- Remember to close your camera lens with the lens cap every after use. This is especially important to prevent scratches when you’re putting them away in your camera bag.
- Don’t store your camera lenses in dusty areas around the house. Keep them in dust-free storage spaces or your camera bag while not in use.
- Attach another lens to your camera immediately after removing the previously-used lens. If one is not available, use a camera cap to cover your camera lens to keep it from getting dirty.
- Keep the lens cap on whenever your camera is not in use.
- When you’re switching lenses, make sure to tilt your camera downwards to keep dust away from your lens.
- Do not use canned air or compressed air to blow away the dust or debris from your lens. Canned or compressed air might damage your lens’ optics and sensors. Always use a manual air blower to carefully blow away dust particles.
- If you have a lens mount, always wipe it clean to keep dirt away from your lens.
Camera lenses are a very important part of photography and videography. They can change the perspective and quality of your images, depending on what you’re going for. Add on the fact that they are a pretty expensive investment and it’s thus important for you to keep them clean and preserve their longevity.

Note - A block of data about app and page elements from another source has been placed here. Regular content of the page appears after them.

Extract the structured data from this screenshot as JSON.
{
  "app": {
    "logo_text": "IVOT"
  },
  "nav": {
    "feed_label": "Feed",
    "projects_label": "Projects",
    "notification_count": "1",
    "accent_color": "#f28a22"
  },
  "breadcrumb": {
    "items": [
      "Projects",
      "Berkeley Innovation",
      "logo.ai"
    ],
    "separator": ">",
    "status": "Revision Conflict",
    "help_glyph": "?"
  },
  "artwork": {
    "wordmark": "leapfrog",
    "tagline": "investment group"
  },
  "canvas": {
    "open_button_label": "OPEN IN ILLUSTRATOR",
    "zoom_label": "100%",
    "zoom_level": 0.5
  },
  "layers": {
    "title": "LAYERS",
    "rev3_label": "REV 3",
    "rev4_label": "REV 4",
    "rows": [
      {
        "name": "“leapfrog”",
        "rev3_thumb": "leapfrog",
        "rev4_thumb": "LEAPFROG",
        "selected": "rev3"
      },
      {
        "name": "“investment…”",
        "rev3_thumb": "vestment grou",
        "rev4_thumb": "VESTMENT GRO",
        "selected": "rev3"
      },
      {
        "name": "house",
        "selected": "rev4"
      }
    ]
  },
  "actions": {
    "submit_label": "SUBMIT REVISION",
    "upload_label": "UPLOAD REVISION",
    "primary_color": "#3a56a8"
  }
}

These tips should help you keep your lenses in pristine condition for years to come.